◆ **PROBLEM DETAILS**:
If a line includes the word "JSON", it belongs in the count; state the total for the data below and add nothing.

(Entries from a dataset of interfaces)
▼

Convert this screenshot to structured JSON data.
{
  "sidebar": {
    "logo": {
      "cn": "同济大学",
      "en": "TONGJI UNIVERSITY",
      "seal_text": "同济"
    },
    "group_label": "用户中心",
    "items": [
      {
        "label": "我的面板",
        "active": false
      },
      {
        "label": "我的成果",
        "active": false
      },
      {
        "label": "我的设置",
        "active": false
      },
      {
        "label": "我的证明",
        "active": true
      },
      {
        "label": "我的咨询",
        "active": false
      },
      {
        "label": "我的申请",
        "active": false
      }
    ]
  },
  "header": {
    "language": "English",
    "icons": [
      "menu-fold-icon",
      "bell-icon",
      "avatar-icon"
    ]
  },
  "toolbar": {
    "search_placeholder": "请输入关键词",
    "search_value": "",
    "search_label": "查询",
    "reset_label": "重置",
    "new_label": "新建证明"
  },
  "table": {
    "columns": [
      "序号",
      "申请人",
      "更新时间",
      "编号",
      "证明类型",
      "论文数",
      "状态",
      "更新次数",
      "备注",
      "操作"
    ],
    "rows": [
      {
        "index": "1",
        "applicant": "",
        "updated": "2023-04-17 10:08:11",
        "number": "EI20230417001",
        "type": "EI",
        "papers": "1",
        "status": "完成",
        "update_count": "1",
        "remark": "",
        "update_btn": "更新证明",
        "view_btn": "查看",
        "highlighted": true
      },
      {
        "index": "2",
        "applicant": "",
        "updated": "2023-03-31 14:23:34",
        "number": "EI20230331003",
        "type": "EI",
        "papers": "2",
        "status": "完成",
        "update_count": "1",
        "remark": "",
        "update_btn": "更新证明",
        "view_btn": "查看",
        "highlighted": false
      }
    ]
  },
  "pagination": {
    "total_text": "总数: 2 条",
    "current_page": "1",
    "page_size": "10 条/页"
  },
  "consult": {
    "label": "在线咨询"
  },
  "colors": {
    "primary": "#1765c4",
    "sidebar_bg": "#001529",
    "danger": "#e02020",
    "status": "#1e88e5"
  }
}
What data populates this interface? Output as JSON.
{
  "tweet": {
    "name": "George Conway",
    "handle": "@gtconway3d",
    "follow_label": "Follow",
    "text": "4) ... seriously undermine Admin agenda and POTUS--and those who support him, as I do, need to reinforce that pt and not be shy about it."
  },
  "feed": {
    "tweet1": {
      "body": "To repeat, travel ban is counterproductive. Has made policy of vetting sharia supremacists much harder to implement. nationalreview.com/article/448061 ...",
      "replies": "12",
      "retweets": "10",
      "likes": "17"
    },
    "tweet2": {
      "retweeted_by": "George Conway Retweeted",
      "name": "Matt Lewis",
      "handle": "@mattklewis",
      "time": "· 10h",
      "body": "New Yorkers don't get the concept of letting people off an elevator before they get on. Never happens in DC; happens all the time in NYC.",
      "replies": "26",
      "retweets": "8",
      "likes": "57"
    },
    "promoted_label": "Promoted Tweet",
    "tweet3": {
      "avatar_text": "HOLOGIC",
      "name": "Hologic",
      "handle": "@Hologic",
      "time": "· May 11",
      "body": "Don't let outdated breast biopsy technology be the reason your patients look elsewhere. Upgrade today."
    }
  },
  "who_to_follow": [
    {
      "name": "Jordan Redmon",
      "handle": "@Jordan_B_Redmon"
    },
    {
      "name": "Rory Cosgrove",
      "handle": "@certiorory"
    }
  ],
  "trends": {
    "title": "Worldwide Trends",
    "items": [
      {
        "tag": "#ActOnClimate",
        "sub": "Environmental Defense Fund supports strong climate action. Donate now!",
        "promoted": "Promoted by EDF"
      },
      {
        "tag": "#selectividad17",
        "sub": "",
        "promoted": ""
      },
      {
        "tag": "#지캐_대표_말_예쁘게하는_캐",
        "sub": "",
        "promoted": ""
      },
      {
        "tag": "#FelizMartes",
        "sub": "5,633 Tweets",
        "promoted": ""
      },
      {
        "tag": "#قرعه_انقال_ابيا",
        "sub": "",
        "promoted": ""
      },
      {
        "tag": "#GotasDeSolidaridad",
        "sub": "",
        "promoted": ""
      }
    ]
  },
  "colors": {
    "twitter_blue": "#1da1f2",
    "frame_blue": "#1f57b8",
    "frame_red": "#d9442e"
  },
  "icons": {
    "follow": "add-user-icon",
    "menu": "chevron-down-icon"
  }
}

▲

◆ **OUTPUT FOR THIS TASK**:
2